> WHAT THE TASK ASKS
Print each record below character for character.
*** Opening MATERIAL FOR THIS EXERCISE ***
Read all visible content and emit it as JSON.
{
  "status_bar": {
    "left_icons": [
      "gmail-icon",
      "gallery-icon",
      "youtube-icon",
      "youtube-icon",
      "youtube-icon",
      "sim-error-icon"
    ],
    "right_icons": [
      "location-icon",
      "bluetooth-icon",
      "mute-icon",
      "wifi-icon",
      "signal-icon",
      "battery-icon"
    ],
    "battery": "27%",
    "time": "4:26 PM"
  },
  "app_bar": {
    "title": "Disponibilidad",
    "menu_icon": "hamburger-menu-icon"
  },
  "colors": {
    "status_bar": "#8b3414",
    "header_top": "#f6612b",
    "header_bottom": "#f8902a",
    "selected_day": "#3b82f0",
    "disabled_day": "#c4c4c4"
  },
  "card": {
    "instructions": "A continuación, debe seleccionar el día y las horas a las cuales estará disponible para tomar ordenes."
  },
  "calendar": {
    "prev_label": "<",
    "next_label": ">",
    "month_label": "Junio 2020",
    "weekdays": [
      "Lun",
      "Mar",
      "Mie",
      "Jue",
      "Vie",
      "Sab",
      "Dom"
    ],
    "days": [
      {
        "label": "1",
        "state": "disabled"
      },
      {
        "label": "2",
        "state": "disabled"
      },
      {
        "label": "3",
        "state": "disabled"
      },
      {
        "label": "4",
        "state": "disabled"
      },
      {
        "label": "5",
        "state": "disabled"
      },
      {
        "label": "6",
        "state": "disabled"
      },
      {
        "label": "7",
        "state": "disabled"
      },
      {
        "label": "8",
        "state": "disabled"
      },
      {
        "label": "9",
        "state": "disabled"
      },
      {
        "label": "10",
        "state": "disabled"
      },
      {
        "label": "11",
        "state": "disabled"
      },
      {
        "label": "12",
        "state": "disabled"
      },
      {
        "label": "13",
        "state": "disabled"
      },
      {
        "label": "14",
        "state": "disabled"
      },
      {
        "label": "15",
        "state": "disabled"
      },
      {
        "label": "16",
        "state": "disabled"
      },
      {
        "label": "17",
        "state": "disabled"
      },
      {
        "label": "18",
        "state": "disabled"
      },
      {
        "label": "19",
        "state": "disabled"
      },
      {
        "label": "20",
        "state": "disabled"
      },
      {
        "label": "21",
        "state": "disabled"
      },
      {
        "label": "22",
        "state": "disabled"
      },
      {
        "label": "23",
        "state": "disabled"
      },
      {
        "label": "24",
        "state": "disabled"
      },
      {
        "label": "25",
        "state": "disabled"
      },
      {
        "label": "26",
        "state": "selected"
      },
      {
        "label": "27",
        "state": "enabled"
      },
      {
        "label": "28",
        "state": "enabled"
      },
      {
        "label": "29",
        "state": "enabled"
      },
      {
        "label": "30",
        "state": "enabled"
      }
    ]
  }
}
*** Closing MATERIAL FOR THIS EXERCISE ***
> REPLY
Read all visible content and emit it as JSON.
{
  "status_bar": {
    "left_icons": [
      "gmail-icon",
      "gallery-icon",
      "youtube-icon",
      "youtube-icon",
      "youtube-icon",
      "sim-error-icon"
    ],
    "right_icons": [
      "location-icon",
      "bluetooth-icon",
      "mute-icon",
      "wifi-icon",
      "signal-icon",
      "battery-icon"
    ],
    "battery": "27%",
    "time": "4:26 PM"
  },
  "app_bar": {
    "title": "Disponibilidad",
    "menu_icon": "hamburger-menu-icon"
  },
  "colors": {
    "status_bar": "#8b3414",
    "header_top": "#f6612b",
    "header_bottom": "#f8902a",
    "selected_day": "#3b82f0",
    "disabled_day": "#c4c4c4"
  },
  "card": {
    "instructions": "A continuación, debe seleccionar el día y las horas a las cuales estará disponible para tomar ordenes."
  },
  "calendar": {
    "prev_label": "<",
    "next_label": ">",
    "month_label": "Junio 2020",
    "weekdays": [
      "Lun",
      "Mar",
      "Mie",
      "Jue",
      "Vie",
      "Sab",
      "Dom"
    ],
    "days": [
      {
        "label": "1",
        "state": "disabled"
      },
      {
        "label": "2",
        "state": "disabled"
      },
      {
        "label": "3",
        "state": "disabled"
      },
      {
        "label": "4",
        "state": "disabled"
      },
      {
        "label": "5",
        "state": "disabled"
      },
      {
        "label": "6",
        "state": "disabled"
      },
      {
        "label": "7",
        "state": "disabled"
      },
      {
        "label": "8",
        "state": "disabled"
      },
      {
        "label": "9",
        "state": "disabled"
      },
      {
        "label": "10",
        "state": "disabled"
      },
      {
        "label": "11",
        "state": "disabled"
      },
      {
        "label": "12",
        "state": "disabled"
      },
      {
        "label": "13",
        "state": "disabled"
      },
      {
        "label": "14",
        "state": "disabled"
      },
      {
        "label": "15",
        "state": "disabled"
      },
      {
        "label": "16",
        "state": "disabled"
      },
      {
        "label": "17",
        "state": "disabled"
      },
      {
        "label": "18",
        "state": "disabled"
      },
      {
        "label": "19",
        "state": "disabled"
      },
      {
        "label": "20",
        "state": "disabled"
      },
      {
        "label": "21",
        "state": "disabled"
      },
      {
        "label": "22",
        "state": "disabled"
      },
      {
        "label": "23",
        "state": "disabled"
      },
      {
        "label": "24",
        "state": "disabled"
      },
      {
        "label": "25",
        "state": "disabled"
      },
      {
        "label": "26",
        "state": "selected"
      },
      {
        "label": "27",
        "state": "enabled"
      },
      {
        "label": "28",
        "state": "enabled"
      },
      {
        "label": "29",
        "state": "enabled"
      },
      {
        "label": "30",
        "state": "enabled"
      }
    ]
  }
}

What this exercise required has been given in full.